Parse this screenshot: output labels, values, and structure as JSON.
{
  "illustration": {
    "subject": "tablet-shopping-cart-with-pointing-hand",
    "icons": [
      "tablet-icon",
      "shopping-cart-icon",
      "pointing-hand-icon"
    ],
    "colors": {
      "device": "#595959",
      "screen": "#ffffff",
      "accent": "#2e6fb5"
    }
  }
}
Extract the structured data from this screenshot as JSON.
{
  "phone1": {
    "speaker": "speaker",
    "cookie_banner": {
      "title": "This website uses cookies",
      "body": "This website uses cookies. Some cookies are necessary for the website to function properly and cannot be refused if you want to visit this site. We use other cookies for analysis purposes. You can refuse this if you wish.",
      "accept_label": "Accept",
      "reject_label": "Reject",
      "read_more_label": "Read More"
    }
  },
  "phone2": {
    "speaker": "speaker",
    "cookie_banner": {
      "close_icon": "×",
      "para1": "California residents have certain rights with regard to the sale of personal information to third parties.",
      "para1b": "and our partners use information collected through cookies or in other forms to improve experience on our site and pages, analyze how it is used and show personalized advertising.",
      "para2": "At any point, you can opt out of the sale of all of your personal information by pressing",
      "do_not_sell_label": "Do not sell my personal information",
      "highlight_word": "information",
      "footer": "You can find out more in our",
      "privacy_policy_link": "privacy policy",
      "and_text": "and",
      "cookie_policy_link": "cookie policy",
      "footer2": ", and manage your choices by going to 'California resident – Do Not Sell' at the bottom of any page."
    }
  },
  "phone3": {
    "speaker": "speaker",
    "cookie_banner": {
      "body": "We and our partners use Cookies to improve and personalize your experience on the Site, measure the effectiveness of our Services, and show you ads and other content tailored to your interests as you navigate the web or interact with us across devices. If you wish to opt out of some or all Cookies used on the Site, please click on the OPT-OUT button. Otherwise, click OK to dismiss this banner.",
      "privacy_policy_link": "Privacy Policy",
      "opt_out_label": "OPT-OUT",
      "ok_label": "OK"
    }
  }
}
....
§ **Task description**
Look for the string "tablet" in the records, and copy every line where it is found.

§ **Worked solution**
    "subject": "tablet-shopping-cart-with-pointing-hand",
      "tablet-icon",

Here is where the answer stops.